Instructions for the task: Return every line of the data below exactly, but do not include the images.

Dataset rows describing interfaces:
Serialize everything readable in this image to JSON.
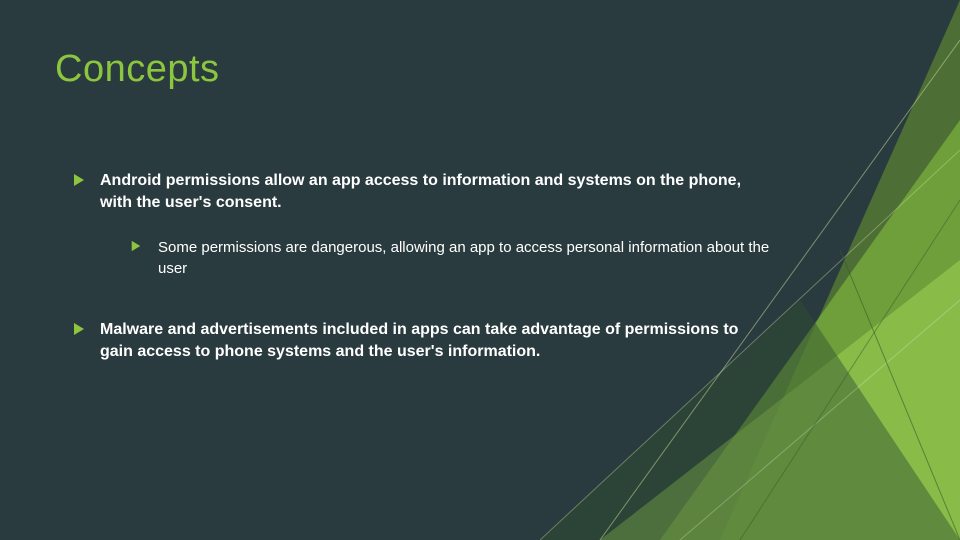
{
  "title": "Concepts",
  "bullets": [
    {
      "text": "Android permissions allow an app access to information and systems on the phone, with the user's consent.",
      "bold": true,
      "sub": [
        {
          "text": "Some permissions are dangerous, allowing an app to access personal information about the user"
        }
      ]
    },
    {
      "text": "Malware and advertisements included in apps can take advantage of permissions to gain access to phone systems and the user's information.",
      "bold": true,
      "sub": []
    }
  ],
  "colors": {
    "background": "#2a3b3f",
    "accent": "#8cc63f",
    "text": "#ffffff"
  }
}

Result of this exercise:
Serialize everything readable in this image to JSON.
{
  "title": "Concepts",
  "bullets": [
    {
      "text": "Android permissions allow an app access to information and systems on the phone, with the user's consent.",
      "bold": true,
      "sub": [
        {
          "text": "Some permissions are dangerous, allowing an app to access personal information about the user"
        }
      ]
    },
    {
      "text": "Malware and advertisements included in apps can take advantage of permissions to gain access to phone systems and the user's information.",
      "bold": true,
      "sub": []
    }
  ],
  "colors": {
    "background": "#2a3b3f",
    "accent": "#8cc63f",
    "text": "#ffffff"
  }
}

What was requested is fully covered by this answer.